───── PROVIDED ENTRIES ─────
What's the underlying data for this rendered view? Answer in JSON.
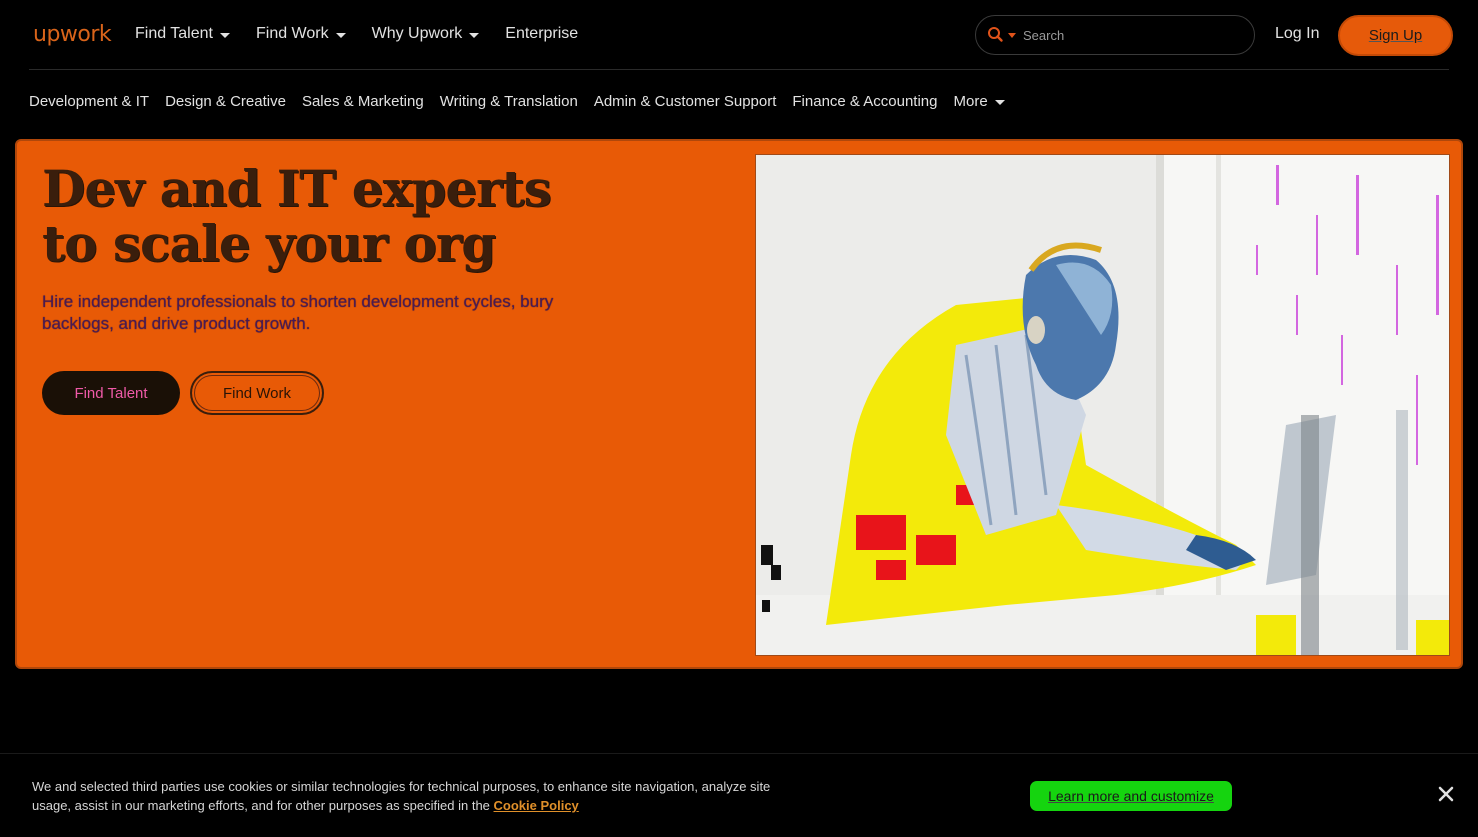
{
  "header": {
    "logo": "upwork",
    "nav": [
      {
        "label": "Find Talent",
        "has_caret": true
      },
      {
        "label": "Find Work",
        "has_caret": true
      },
      {
        "label": "Why Upwork",
        "has_caret": true
      },
      {
        "label": "Enterprise",
        "has_caret": false
      }
    ],
    "search_placeholder": "Search",
    "login_label": "Log In",
    "signup_label": "Sign Up"
  },
  "categories": [
    "Development & IT",
    "Design & Creative",
    "Sales & Marketing",
    "Writing & Translation",
    "Admin & Customer Support",
    "Finance & Accounting",
    "More"
  ],
  "hero": {
    "title": "Dev and IT experts to scale your org",
    "subtitle": "Hire independent professionals to shorten development cycles, bury backlogs, and drive product growth.",
    "find_talent_label": "Find Talent",
    "find_work_label": "Find Work"
  },
  "cookie": {
    "text": "We and selected third parties use cookies or similar technologies for technical purposes, to enhance site navigation, analyze site usage, assist in our marketing efforts, and for other purposes as specified in the",
    "link_label": "Cookie Policy",
    "learn_more_label": "Learn more and customize"
  },
  "colors": {
    "brand": "#e65a0a",
    "hero_bg": "#e85a06",
    "accept_green": "#15d40f"
  }
}
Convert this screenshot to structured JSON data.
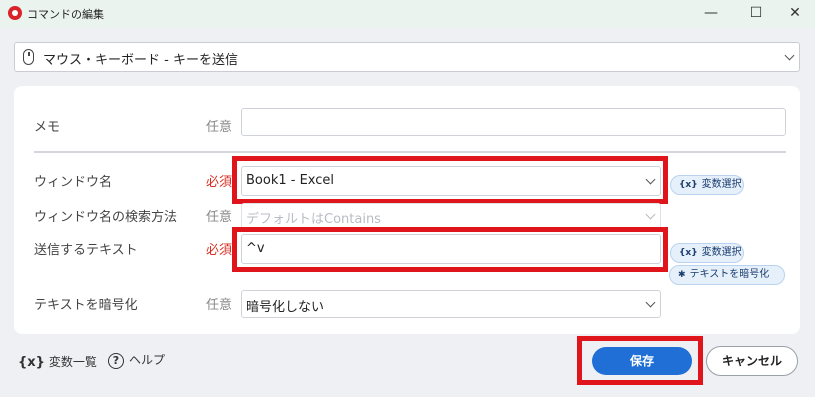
{
  "window": {
    "title": "コマンドの編集",
    "minimize_glyph": "—",
    "maximize_glyph": "☐",
    "close_glyph": "✕"
  },
  "command_select": {
    "value": "マウス・キーボード - キーを送信",
    "icon": "mouse-icon"
  },
  "fields": {
    "memo": {
      "label": "メモ",
      "requirement": "任意",
      "value": ""
    },
    "window_name": {
      "label": "ウィンドウ名",
      "requirement": "必須",
      "value": "Book1 - Excel"
    },
    "search_method": {
      "label": "ウィンドウ名の検索方法",
      "requirement": "任意",
      "placeholder": "デフォルトはContains"
    },
    "send_text": {
      "label": "送信するテキスト",
      "requirement": "必須",
      "value": "^v"
    },
    "encrypt": {
      "label": "テキストを暗号化",
      "requirement": "任意",
      "value": "暗号化しない"
    }
  },
  "pills": {
    "var_select_icon": "{x}",
    "var_select_label": "変数選択",
    "encrypt_icon": "✱",
    "encrypt_label": "テキストを暗号化"
  },
  "footer": {
    "var_list_icon": "{x}",
    "var_list_label": "変数一覧",
    "help_icon": "?",
    "help_label": "ヘルプ",
    "save_label": "保存",
    "cancel_label": "キャンセル"
  },
  "colors": {
    "required": "#d93025",
    "highlight": "#e0141b",
    "primary": "#1f6fd6"
  }
}
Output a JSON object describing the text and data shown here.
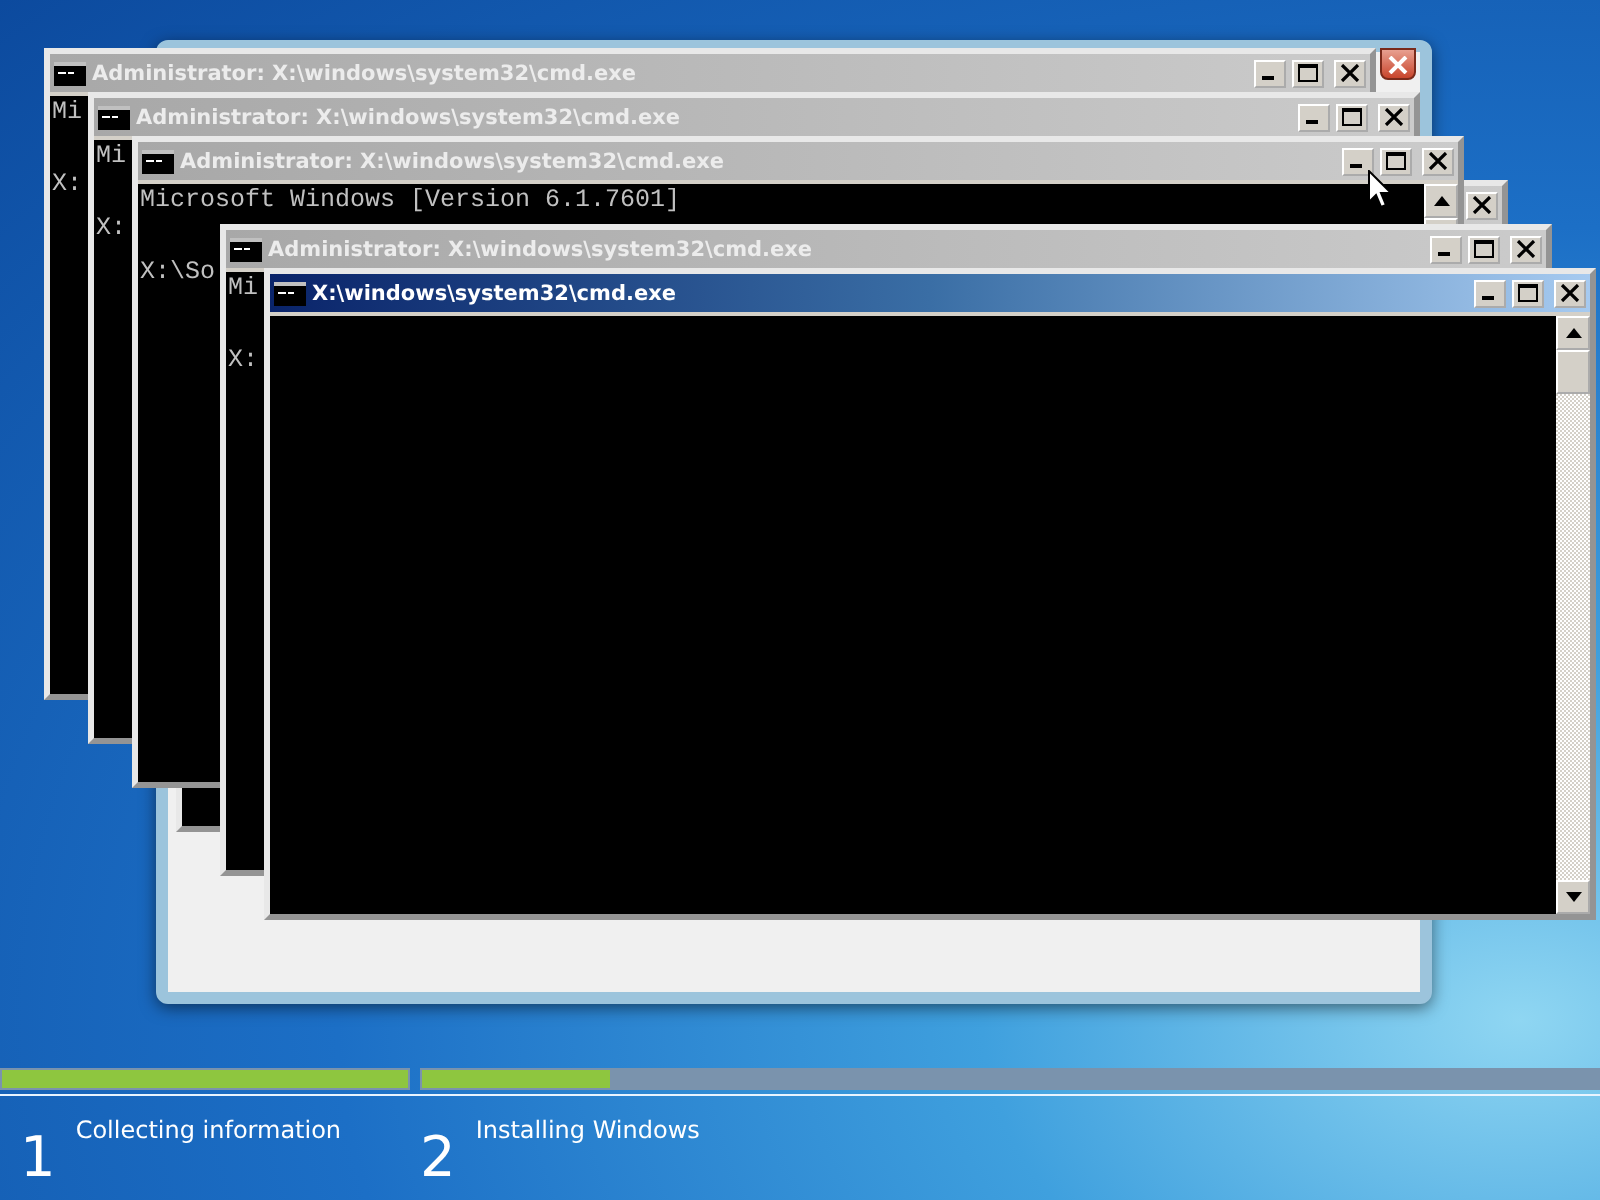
{
  "windows": [
    {
      "title": "Administrator: X:\\windows\\system32\\cmd.exe",
      "active": false,
      "output": [
        "Mi"
      ],
      "prompt": "X:"
    },
    {
      "title": "Administrator: X:\\windows\\system32\\cmd.exe",
      "active": false,
      "output": [
        "Mi"
      ],
      "prompt": "X:"
    },
    {
      "active": false
    },
    {
      "title": "Administrator: X:\\windows\\system32\\cmd.exe",
      "active": false,
      "output": [
        "Microsoft Windows [Version 6.1.7601]"
      ],
      "prompt": "X:\\So"
    },
    {
      "title": "Administrator: X:\\windows\\system32\\cmd.exe",
      "active": false,
      "output": [
        "Mi"
      ],
      "prompt": "X:"
    },
    {
      "title": "X:\\windows\\system32\\cmd.exe",
      "active": true
    }
  ],
  "setup_progress": {
    "steps": [
      {
        "number": "1",
        "label": "Collecting information",
        "level": 1
      },
      {
        "number": "2",
        "label": "Installing Windows",
        "level": 0.16
      }
    ]
  }
}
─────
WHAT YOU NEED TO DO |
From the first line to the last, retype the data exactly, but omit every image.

TASK OUTPUT |
What's the underlying data for this rendered view? Answer in JSON.
{
  "header": {
    "logo": "upwork",
    "nav": [
      {
        "label": "Find Talent",
        "has_caret": true
      },
      {
        "label": "Find Work",
        "has_caret": true
      },
      {
        "label": "Why Upwork",
        "has_caret": true
      },
      {
        "label": "Enterprise",
        "has_caret": false
      }
    ],
    "search_placeholder": "Search",
    "login_label": "Log In",
    "signup_label": "Sign Up"
  },
  "categories": [
    "Development & IT",
    "Design & Creative",
    "Sales & Marketing",
    "Writing & Translation",
    "Admin & Customer Support",
    "Finance & Accounting",
    "More"
  ],
  "hero": {
    "title": "Dev and IT experts to scale your org",
    "subtitle": "Hire independent professionals to shorten development cycles, bury backlogs, and drive product growth.",
    "find_talent_label": "Find Talent",
    "find_work_label": "Find Work"
  },
  "cookie": {
    "text": "We and selected third parties use cookies or similar technologies for technical purposes, to enhance site navigation, analyze site usage, assist in our marketing efforts, and for other purposes as specified in the",
    "link_label": "Cookie Policy",
    "learn_more_label": "Learn more and customize"
  },
  "colors": {
    "brand": "#e65a0a",
    "hero_bg": "#e85a06",
    "accept_green": "#15d40f"
  }
}
Convert this screenshot to structured JSON data.
{
  "window": {
    "title": "コマンドの編集",
    "minimize_glyph": "—",
    "maximize_glyph": "☐",
    "close_glyph": "✕"
  },
  "command_select": {
    "value": "マウス・キーボード - キーを送信",
    "icon": "mouse-icon"
  },
  "fields": {
    "memo": {
      "label": "メモ",
      "requirement": "任意",
      "value": ""
    },
    "window_name": {
      "label": "ウィンドウ名",
      "requirement": "必須",
      "value": "Book1 - Excel"
    },
    "search_method": {
      "label": "ウィンドウ名の検索方法",
      "requirement": "任意",
      "placeholder": "デフォルトはContains"
    },
    "send_text": {
      "label": "送信するテキスト",
      "requirement": "必須",
      "value": "^v"
    },
    "encrypt": {
      "label": "テキストを暗号化",
      "requirement": "任意",
      "value": "暗号化しない"
    }
  },
  "pills": {
    "var_select_icon": "{x}",
    "var_select_label": "変数選択",
    "encrypt_icon": "✱",
    "encrypt_label": "テキストを暗号化"
  },
  "footer": {
    "var_list_icon": "{x}",
    "var_list_label": "変数一覧",
    "help_icon": "?",
    "help_label": "ヘルプ",
    "save_label": "保存",
    "cancel_label": "キャンセル"
  },
  "colors": {
    "required": "#d93025",
    "highlight": "#e0141b",
    "primary": "#1f6fd6"
  }
}
Output a JSON object describing the text and data shown here.
{
  "windows": [
    {
      "title": "Administrator: X:\\windows\\system32\\cmd.exe",
      "active": false,
      "output": [
        "Mi"
      ],
      "prompt": "X:"
    },
    {
      "title": "Administrator: X:\\windows\\system32\\cmd.exe",
      "active": false,
      "output": [
        "Mi"
      ],
      "prompt": "X:"
    },
    {
      "active": false
    },
    {
      "title": "Administrator: X:\\windows\\system32\\cmd.exe",
      "active": false,
      "output": [
        "Microsoft Windows [Version 6.1.7601]"
      ],
      "prompt": "X:\\So"
    },
    {
      "title": "Administrator: X:\\windows\\system32\\cmd.exe",
      "active": false,
      "output": [
        "Mi"
      ],
      "prompt": "X:"
    },
    {
      "title": "X:\\windows\\system32\\cmd.exe",
      "active": true
    }
  ],
  "setup_progress": {
    "steps": [
      {
        "number": "1",
        "label": "Collecting information",
        "level": 1
      },
      {
        "number": "2",
        "label": "Installing Windows",
        "level": 0.16
      }
    ]
  }
}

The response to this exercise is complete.